Exercise description:
Each line of the data below that contains "JSON" must be copied.

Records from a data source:
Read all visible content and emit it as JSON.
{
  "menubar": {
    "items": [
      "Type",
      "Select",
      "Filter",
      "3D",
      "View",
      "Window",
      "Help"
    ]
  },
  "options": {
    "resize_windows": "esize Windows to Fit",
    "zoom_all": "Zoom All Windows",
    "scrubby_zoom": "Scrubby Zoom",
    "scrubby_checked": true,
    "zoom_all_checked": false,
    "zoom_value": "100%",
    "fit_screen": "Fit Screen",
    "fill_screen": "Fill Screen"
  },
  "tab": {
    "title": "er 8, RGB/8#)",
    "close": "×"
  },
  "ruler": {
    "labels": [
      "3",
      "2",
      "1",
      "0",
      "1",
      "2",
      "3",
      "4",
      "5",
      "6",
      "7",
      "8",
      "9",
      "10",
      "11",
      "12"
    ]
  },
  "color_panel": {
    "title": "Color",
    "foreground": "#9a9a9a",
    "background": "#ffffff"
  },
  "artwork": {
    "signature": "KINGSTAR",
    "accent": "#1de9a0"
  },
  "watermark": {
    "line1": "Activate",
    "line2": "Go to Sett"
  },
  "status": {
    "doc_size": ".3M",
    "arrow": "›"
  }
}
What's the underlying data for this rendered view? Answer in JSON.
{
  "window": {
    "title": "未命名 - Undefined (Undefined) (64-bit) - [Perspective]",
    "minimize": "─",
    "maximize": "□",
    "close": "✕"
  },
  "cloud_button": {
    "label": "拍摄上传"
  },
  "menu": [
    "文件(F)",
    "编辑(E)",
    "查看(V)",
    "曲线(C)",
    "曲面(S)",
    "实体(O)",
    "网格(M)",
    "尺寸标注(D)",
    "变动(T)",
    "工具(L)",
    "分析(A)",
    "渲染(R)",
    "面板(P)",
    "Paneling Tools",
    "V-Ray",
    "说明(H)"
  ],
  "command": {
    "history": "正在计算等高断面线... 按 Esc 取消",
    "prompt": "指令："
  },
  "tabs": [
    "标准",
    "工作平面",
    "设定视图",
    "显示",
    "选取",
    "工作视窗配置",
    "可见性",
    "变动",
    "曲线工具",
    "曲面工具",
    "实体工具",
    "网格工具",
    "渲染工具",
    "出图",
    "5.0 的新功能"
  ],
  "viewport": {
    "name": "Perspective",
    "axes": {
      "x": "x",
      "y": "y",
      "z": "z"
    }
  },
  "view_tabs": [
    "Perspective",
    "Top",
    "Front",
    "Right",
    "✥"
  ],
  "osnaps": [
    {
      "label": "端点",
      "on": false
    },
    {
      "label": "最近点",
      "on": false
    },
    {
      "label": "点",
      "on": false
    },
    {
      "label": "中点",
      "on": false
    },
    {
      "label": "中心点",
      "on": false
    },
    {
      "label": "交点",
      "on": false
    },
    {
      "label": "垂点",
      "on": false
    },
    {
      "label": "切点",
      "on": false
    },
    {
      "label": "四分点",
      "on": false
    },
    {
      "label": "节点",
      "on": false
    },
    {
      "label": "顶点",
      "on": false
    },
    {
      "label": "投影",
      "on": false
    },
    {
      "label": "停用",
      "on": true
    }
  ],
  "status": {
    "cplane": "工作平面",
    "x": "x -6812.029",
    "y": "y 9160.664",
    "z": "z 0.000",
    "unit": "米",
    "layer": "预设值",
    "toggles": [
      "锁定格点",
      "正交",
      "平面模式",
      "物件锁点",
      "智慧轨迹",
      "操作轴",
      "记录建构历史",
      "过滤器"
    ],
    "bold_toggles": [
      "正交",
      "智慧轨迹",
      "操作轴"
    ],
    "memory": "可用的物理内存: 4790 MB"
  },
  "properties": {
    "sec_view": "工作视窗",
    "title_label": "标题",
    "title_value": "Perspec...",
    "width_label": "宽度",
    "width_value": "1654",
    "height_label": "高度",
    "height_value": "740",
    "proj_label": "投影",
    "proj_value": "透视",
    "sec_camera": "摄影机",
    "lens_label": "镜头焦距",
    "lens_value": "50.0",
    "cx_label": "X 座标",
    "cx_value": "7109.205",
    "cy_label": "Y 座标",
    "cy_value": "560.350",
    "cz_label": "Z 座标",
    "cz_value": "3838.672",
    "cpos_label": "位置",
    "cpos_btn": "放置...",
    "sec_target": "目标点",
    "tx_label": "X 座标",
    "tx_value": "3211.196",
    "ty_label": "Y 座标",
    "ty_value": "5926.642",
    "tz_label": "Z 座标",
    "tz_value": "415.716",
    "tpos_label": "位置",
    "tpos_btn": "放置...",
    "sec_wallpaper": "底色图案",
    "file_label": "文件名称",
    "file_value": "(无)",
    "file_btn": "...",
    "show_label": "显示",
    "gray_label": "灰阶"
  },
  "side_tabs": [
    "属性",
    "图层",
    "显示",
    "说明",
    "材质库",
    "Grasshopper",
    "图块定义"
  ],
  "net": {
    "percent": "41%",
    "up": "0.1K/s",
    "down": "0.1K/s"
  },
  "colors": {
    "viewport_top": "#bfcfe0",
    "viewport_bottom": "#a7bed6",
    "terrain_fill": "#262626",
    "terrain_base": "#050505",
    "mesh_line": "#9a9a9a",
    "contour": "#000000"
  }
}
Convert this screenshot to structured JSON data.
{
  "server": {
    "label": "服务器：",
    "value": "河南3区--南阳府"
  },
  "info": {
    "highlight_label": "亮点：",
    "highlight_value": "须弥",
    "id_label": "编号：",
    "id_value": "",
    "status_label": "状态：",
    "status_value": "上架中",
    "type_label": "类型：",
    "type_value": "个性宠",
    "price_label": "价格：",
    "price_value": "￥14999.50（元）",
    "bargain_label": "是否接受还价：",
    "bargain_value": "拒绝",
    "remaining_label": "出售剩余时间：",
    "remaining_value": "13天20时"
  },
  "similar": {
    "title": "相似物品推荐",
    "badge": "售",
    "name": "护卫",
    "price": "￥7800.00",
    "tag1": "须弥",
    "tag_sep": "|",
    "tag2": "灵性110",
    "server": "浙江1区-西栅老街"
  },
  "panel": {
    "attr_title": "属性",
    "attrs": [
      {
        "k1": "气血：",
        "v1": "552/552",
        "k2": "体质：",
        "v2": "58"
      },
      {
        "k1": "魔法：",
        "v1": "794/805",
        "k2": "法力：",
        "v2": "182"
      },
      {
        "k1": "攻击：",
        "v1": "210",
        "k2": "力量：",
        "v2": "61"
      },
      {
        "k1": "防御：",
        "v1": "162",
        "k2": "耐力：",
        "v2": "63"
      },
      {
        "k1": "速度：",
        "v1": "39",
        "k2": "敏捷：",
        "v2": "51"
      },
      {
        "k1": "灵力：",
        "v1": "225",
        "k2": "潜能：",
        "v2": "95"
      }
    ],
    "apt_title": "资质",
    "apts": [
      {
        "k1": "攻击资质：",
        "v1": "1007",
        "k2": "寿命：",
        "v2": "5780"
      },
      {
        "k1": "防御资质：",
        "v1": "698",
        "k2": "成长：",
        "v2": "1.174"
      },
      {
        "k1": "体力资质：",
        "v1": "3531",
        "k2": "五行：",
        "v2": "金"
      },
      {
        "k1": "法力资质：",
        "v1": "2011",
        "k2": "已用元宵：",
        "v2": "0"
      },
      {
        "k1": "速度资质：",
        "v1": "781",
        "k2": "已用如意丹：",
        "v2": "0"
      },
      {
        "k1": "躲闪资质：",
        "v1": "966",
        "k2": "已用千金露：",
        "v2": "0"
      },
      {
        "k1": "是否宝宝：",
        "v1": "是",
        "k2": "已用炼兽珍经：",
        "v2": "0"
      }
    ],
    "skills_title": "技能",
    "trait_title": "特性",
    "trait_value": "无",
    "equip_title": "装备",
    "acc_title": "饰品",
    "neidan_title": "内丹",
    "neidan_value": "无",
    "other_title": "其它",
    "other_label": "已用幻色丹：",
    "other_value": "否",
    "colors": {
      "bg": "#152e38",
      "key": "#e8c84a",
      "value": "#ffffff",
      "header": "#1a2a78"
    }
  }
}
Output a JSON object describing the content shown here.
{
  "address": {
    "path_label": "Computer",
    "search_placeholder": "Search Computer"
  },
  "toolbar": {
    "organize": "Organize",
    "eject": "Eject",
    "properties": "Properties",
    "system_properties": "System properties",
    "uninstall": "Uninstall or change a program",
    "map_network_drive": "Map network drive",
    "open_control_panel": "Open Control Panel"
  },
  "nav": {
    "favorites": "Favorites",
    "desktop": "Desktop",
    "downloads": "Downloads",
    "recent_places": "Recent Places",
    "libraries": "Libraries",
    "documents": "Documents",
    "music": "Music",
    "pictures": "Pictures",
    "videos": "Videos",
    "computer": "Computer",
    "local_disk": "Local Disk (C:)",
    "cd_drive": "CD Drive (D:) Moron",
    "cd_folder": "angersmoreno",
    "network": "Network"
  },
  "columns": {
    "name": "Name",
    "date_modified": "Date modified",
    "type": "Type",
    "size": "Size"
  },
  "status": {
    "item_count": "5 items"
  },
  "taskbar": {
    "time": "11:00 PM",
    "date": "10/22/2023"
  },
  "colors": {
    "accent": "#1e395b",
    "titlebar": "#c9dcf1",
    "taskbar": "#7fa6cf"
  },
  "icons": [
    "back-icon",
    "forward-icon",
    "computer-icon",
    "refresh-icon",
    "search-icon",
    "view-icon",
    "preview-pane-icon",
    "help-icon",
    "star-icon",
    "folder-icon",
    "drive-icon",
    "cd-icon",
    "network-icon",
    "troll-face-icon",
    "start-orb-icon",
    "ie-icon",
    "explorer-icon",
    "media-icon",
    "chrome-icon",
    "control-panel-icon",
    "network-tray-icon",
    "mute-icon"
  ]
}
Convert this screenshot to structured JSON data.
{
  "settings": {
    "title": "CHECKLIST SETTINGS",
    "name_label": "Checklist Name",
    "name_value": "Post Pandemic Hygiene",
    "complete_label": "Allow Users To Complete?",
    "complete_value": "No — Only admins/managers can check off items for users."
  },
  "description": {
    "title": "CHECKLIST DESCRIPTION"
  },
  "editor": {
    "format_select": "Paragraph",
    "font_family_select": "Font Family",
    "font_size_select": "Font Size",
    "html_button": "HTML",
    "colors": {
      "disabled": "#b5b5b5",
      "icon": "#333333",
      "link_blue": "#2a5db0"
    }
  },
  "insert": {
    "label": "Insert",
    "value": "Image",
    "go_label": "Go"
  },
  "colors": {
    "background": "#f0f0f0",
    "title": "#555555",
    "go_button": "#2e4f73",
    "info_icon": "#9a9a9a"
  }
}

Result:
Read all visible content and emit it as JSON.
What's the underlying data for this rendered view? Answer in JSON.
Convert this screenshot to structured JSON data.
Output a JSON object describing the content shown here.
Convert this screenshot to structured JSON data.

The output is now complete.